| Action item |
Identify each line below containing the string "subtitle" and copy it.

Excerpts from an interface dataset
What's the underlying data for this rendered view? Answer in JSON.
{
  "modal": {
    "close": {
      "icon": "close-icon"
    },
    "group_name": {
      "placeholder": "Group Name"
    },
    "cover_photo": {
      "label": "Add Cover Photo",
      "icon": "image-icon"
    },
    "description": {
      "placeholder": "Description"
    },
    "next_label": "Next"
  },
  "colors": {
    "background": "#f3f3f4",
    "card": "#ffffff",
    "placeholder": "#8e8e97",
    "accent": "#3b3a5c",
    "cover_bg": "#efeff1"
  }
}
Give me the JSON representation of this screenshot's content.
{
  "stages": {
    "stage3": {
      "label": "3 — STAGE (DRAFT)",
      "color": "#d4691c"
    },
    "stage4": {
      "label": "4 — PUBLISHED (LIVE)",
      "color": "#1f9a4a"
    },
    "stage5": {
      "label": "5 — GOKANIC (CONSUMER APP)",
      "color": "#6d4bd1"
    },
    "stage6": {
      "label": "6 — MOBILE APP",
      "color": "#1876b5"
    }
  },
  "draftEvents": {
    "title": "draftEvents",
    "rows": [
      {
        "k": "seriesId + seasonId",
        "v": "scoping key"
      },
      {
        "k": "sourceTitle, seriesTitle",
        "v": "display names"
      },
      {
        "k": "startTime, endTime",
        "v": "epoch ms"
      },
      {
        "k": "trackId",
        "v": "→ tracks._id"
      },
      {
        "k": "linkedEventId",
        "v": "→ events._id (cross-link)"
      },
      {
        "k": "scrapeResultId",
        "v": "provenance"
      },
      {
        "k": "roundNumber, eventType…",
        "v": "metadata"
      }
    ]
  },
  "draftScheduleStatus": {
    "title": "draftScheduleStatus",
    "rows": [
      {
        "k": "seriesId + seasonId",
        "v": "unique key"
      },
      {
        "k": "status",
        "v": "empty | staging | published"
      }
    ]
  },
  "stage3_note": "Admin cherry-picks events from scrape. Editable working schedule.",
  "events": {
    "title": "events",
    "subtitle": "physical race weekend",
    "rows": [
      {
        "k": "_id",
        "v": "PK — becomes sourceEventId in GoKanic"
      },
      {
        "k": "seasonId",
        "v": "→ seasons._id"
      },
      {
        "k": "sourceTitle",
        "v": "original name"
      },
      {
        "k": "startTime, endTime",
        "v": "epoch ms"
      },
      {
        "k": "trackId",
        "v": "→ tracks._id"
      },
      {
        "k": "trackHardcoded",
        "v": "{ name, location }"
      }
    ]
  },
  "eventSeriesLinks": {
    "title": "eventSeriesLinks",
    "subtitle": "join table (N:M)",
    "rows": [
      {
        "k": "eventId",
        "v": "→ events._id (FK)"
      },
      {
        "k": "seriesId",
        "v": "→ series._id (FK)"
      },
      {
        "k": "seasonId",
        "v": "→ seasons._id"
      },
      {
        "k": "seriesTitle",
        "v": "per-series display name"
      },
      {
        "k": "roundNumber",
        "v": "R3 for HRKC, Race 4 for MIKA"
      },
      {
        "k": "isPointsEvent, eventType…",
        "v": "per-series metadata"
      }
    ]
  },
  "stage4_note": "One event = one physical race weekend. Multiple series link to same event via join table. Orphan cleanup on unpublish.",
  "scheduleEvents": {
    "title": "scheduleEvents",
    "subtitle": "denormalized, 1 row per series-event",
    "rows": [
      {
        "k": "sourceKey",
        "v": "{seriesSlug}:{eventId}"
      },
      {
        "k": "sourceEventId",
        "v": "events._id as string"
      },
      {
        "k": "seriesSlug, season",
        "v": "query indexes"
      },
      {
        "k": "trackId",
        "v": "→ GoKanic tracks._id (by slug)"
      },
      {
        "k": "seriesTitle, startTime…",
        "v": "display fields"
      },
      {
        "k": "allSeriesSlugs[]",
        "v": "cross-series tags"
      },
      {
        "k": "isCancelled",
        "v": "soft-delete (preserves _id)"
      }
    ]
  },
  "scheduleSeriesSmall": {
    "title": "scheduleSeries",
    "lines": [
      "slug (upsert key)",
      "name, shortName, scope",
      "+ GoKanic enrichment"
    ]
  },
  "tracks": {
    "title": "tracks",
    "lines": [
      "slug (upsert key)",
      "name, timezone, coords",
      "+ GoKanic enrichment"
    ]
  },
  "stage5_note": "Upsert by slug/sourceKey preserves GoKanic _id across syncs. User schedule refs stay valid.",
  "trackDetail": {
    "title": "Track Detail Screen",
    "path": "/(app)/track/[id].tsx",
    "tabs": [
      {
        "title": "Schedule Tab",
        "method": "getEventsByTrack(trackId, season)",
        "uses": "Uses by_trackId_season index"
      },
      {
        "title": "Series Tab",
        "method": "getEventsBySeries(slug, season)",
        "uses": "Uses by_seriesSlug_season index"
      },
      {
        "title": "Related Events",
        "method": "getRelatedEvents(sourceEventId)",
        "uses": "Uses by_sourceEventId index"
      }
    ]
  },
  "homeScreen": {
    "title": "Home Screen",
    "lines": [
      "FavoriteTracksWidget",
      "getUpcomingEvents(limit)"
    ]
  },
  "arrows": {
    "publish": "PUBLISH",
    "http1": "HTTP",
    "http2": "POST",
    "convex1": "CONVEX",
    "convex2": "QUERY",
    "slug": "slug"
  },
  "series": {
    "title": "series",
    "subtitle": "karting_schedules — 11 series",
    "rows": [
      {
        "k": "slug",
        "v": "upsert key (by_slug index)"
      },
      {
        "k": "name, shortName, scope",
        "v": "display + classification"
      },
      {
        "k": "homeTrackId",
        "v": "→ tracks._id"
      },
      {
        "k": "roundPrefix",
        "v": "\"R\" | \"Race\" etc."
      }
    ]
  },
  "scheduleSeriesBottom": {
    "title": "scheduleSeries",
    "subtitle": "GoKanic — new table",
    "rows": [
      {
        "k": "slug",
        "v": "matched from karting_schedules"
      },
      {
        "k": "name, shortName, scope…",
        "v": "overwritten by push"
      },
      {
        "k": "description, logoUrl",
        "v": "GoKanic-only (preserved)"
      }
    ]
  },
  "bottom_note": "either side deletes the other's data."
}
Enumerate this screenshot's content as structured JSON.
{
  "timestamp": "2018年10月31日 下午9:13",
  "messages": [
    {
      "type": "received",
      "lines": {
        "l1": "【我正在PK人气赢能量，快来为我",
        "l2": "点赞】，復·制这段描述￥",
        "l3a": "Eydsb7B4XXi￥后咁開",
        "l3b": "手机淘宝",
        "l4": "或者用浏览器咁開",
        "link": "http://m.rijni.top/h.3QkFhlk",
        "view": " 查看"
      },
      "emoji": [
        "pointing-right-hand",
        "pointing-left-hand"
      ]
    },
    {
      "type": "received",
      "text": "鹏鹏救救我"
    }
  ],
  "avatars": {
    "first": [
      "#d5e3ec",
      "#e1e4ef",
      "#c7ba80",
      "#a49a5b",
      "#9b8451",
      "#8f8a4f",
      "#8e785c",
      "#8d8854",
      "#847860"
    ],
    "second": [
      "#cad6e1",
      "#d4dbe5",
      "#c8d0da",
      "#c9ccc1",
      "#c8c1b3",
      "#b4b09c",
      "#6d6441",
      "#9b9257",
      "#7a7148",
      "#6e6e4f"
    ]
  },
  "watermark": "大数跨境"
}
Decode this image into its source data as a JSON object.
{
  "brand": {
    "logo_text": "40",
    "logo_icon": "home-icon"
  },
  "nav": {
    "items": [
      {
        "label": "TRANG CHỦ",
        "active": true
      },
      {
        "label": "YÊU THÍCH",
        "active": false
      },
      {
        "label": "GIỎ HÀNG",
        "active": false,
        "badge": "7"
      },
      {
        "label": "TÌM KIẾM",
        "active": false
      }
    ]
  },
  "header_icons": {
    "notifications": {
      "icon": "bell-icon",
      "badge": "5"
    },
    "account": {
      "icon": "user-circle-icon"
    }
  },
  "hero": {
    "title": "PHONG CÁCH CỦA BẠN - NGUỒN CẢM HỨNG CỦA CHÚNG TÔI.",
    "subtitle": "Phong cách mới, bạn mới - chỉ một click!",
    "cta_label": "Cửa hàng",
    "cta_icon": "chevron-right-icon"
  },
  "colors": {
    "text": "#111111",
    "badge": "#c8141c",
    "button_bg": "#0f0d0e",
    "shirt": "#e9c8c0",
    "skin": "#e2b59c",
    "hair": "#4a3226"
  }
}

| Output of the task |
    "subtitle": "physical race weekend",
    "subtitle": "join table (N:M)",
    "subtitle": "denormalized, 1 row per series-event",
    "subtitle": "karting_schedules — 11 series",
    "subtitle": "GoKanic — new table",
    "subtitle": "Phong cách mới, bạn mới - chỉ một click!",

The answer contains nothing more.